## Task brief
Extract every line of the material below and reproduce it faithfully.

## Data excerpts

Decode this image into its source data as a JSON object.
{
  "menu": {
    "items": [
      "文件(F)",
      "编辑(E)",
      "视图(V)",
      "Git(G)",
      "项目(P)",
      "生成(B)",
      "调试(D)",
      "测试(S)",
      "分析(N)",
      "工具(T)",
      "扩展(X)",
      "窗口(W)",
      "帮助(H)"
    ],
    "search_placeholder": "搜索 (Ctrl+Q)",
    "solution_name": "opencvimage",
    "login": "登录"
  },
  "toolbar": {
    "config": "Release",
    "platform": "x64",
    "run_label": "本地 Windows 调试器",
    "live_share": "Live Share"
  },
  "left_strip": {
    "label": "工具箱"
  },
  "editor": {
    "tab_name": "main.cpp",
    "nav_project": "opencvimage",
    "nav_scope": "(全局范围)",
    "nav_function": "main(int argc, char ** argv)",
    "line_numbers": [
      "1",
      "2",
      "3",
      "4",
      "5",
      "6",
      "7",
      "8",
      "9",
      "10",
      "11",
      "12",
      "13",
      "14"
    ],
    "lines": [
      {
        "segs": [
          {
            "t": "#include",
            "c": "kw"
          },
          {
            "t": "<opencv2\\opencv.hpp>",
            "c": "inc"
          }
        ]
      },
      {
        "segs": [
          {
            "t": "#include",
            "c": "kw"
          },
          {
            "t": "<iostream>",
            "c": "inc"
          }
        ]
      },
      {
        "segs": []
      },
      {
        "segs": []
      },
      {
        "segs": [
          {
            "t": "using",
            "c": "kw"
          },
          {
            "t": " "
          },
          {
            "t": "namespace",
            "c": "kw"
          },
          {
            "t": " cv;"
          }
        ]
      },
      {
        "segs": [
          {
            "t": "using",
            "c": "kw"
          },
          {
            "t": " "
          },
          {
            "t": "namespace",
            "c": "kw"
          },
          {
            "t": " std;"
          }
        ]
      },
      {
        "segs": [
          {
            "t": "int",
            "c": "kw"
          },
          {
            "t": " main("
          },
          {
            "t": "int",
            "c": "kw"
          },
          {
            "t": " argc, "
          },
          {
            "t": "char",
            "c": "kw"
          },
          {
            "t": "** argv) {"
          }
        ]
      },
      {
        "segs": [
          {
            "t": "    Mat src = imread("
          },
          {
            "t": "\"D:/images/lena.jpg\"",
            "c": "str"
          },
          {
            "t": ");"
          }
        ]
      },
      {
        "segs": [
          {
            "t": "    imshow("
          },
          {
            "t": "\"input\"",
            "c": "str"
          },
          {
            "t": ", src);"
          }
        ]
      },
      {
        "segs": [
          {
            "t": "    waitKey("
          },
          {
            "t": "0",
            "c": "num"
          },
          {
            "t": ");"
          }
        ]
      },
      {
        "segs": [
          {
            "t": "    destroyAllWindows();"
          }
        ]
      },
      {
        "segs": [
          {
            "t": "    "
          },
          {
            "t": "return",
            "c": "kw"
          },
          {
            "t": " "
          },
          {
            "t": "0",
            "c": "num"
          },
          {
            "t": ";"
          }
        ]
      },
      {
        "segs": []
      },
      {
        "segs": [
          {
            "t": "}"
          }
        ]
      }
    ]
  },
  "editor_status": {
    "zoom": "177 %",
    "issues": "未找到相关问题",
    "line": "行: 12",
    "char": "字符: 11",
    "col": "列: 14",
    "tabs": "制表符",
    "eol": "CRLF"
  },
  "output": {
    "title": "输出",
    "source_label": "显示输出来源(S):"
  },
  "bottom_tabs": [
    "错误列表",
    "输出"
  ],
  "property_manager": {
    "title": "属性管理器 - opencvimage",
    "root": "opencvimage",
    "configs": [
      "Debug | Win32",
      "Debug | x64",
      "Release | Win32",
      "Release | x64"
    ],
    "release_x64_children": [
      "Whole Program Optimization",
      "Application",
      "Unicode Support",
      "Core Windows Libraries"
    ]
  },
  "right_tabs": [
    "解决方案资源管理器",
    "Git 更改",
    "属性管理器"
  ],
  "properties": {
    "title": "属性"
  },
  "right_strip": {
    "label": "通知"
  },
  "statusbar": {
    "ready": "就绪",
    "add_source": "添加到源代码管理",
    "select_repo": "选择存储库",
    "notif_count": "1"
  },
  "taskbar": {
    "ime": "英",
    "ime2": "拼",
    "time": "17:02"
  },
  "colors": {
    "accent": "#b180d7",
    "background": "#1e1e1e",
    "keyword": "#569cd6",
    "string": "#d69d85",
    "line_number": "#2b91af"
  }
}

## Solved problem
Decode this image into its source data as a JSON object.
{
  "menu": {
    "items": [
      "文件(F)",
      "编辑(E)",
      "视图(V)",
      "Git(G)",
      "项目(P)",
      "生成(B)",
      "调试(D)",
      "测试(S)",
      "分析(N)",
      "工具(T)",
      "扩展(X)",
      "窗口(W)",
      "帮助(H)"
    ],
    "search_placeholder": "搜索 (Ctrl+Q)",
    "solution_name": "opencvimage",
    "login": "登录"
  },
  "toolbar": {
    "config": "Release",
    "platform": "x64",
    "run_label": "本地 Windows 调试器",
    "live_share": "Live Share"
  },
  "left_strip": {
    "label": "工具箱"
  },
  "editor": {
    "tab_name": "main.cpp",
    "nav_project": "opencvimage",
    "nav_scope": "(全局范围)",
    "nav_function": "main(int argc, char ** argv)",
    "line_numbers": [
      "1",
      "2",
      "3",
      "4",
      "5",
      "6",
      "7",
      "8",
      "9",
      "10",
      "11",
      "12",
      "13",
      "14"
    ],
    "lines": [
      {
        "segs": [
          {
            "t": "#include",
            "c": "kw"
          },
          {
            "t": "<opencv2\\opencv.hpp>",
            "c": "inc"
          }
        ]
      },
      {
        "segs": [
          {
            "t": "#include",
            "c": "kw"
          },
          {
            "t": "<iostream>",
            "c": "inc"
          }
        ]
      },
      {
        "segs": []
      },
      {
        "segs": []
      },
      {
        "segs": [
          {
            "t": "using",
            "c": "kw"
          },
          {
            "t": " "
          },
          {
            "t": "namespace",
            "c": "kw"
          },
          {
            "t": " cv;"
          }
        ]
      },
      {
        "segs": [
          {
            "t": "using",
            "c": "kw"
          },
          {
            "t": " "
          },
          {
            "t": "namespace",
            "c": "kw"
          },
          {
            "t": " std;"
          }
        ]
      },
      {
        "segs": [
          {
            "t": "int",
            "c": "kw"
          },
          {
            "t": " main("
          },
          {
            "t": "int",
            "c": "kw"
          },
          {
            "t": " argc, "
          },
          {
            "t": "char",
            "c": "kw"
          },
          {
            "t": "** argv) {"
          }
        ]
      },
      {
        "segs": [
          {
            "t": "    Mat src = imread("
          },
          {
            "t": "\"D:/images/lena.jpg\"",
            "c": "str"
          },
          {
            "t": ");"
          }
        ]
      },
      {
        "segs": [
          {
            "t": "    imshow("
          },
          {
            "t": "\"input\"",
            "c": "str"
          },
          {
            "t": ", src);"
          }
        ]
      },
      {
        "segs": [
          {
            "t": "    waitKey("
          },
          {
            "t": "0",
            "c": "num"
          },
          {
            "t": ");"
          }
        ]
      },
      {
        "segs": [
          {
            "t": "    destroyAllWindows();"
          }
        ]
      },
      {
        "segs": [
          {
            "t": "    "
          },
          {
            "t": "return",
            "c": "kw"
          },
          {
            "t": " "
          },
          {
            "t": "0",
            "c": "num"
          },
          {
            "t": ";"
          }
        ]
      },
      {
        "segs": []
      },
      {
        "segs": [
          {
            "t": "}"
          }
        ]
      }
    ]
  },
  "editor_status": {
    "zoom": "177 %",
    "issues": "未找到相关问题",
    "line": "行: 12",
    "char": "字符: 11",
    "col": "列: 14",
    "tabs": "制表符",
    "eol": "CRLF"
  },
  "output": {
    "title": "输出",
    "source_label": "显示输出来源(S):"
  },
  "bottom_tabs": [
    "错误列表",
    "输出"
  ],
  "property_manager": {
    "title": "属性管理器 - opencvimage",
    "root": "opencvimage",
    "configs": [
      "Debug | Win32",
      "Debug | x64",
      "Release | Win32",
      "Release | x64"
    ],
    "release_x64_children": [
      "Whole Program Optimization",
      "Application",
      "Unicode Support",
      "Core Windows Libraries"
    ]
  },
  "right_tabs": [
    "解决方案资源管理器",
    "Git 更改",
    "属性管理器"
  ],
  "properties": {
    "title": "属性"
  },
  "right_strip": {
    "label": "通知"
  },
  "statusbar": {
    "ready": "就绪",
    "add_source": "添加到源代码管理",
    "select_repo": "选择存储库",
    "notif_count": "1"
  },
  "taskbar": {
    "ime": "英",
    "ime2": "拼",
    "time": "17:02"
  },
  "colors": {
    "accent": "#b180d7",
    "background": "#1e1e1e",
    "keyword": "#569cd6",
    "string": "#d69d85",
    "line_number": "#2b91af"
  }
}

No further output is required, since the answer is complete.